The only solution was to create a more "intelligent" system, so the simple "paint-like" edit tools were replaced with the meteorologically savvy "Smart Tools." As a flexible, user-configurable editing capability of the GFE, Smart Tools software allows forecasters to describe meteorological concepts, invoke the system to edit grids based on these concepts, and provide consistency checks as necessary. To illustrate, it was impossible to use the simple edit tools to modify a Quantitative Precipitation Forecast (QPF) grid and enhance it based on vertical motion. The forecaster would have to estimate the vertical motion field from wind and terrain information and then "paint" it into the grid. With Smart Tools, the forecaster writes an equation that adjusts the amount of QPF based on the surface wind and terrain information, and then a mouse click applies the concept to the grid. The QPF is enhanced in areas of upslope conditions and suppressed in areas of downslope conditions.

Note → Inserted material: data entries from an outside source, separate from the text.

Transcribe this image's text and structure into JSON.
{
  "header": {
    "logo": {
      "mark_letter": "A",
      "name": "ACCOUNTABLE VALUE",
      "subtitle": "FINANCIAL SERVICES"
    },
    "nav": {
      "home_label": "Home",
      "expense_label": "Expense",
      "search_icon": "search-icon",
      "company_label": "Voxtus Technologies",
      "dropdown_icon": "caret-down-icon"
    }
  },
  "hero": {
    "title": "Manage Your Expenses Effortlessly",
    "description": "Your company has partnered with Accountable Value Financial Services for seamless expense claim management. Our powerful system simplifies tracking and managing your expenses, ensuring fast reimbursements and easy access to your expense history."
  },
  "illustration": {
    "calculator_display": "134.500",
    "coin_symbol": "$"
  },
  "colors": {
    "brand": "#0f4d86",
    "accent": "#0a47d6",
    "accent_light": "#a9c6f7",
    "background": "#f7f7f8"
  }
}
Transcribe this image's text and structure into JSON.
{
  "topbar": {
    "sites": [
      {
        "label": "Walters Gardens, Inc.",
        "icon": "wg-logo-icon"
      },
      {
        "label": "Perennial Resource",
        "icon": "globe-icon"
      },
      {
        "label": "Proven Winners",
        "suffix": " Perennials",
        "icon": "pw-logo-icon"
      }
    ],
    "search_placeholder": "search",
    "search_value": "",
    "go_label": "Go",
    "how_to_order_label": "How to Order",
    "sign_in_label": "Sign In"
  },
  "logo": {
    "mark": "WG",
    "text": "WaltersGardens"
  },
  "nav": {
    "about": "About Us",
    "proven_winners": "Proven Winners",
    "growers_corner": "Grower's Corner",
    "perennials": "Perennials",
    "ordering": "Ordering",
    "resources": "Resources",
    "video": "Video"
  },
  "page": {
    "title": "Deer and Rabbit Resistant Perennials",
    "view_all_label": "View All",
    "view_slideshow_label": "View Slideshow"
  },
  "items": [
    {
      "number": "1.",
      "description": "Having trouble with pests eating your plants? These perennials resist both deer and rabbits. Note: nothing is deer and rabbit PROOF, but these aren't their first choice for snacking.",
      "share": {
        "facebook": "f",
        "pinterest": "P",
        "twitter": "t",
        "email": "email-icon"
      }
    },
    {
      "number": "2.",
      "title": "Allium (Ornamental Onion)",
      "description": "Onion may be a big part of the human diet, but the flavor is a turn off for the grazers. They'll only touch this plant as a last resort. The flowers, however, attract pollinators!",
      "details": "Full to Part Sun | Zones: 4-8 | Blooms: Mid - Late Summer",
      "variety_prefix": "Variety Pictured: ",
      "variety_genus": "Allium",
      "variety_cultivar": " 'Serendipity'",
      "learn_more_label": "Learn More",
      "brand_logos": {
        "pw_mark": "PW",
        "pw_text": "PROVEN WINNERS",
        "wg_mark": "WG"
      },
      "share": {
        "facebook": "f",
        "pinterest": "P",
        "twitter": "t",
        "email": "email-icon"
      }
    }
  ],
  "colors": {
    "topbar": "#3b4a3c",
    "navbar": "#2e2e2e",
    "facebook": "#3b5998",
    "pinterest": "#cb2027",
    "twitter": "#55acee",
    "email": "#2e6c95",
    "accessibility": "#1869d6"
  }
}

Consistency among weather elements is also a feature of GFESuite. In previous software versions, edits could be applied to any of the GFESuite weather elements (temperature, maximum/minimum temperature, and dewpoint), but this made them vulnerable to inconsistencies. However, with Smart Tools, a simple mouse click calculates the maximum and/or minimum temperature grids from the hourly temperature grids, and another click ensures that dewpoint can never exceed the temperature.
In mid-1999 the NWS created the RPP to address IFPS issues such as how to 1) improve the usability of GFESuite software, 2) determine and validate the forecast methodology using a grid-based IFP system, and 3) experiment and validate new modernized forecast products. Frequent interaction between field forecasters and FSL developers has been a highly successful means of achieving rapid turnaround of multiple software versions, incorporation in AWIPS build 5.0 last June, and field tests. (A later article provides more information on the Rapid Prototype Project.)
Acknowledgments – The authors wish to express special thanks to our other dedicated team members, Mike Romberg, Deborah Miller, and Dave Howard at FSL, and Matt Peroutka and Ronla Meiggs at the NWS Meteorological Development Laboratory for their continued cooperation and expertise over the years in the development of the IFPS.
(Mark Mathewson, Chief of the Enhanced Forecaster Tools Branch in the Modernization Division, leads the IFPS activities at FSL. Tom LeFebvre, meteorologist, and Tracy Hansen, software engineer, work in the same division. Mark Mathewson can be reached via e-mail at email@example.com, or phone 303-497-6713.)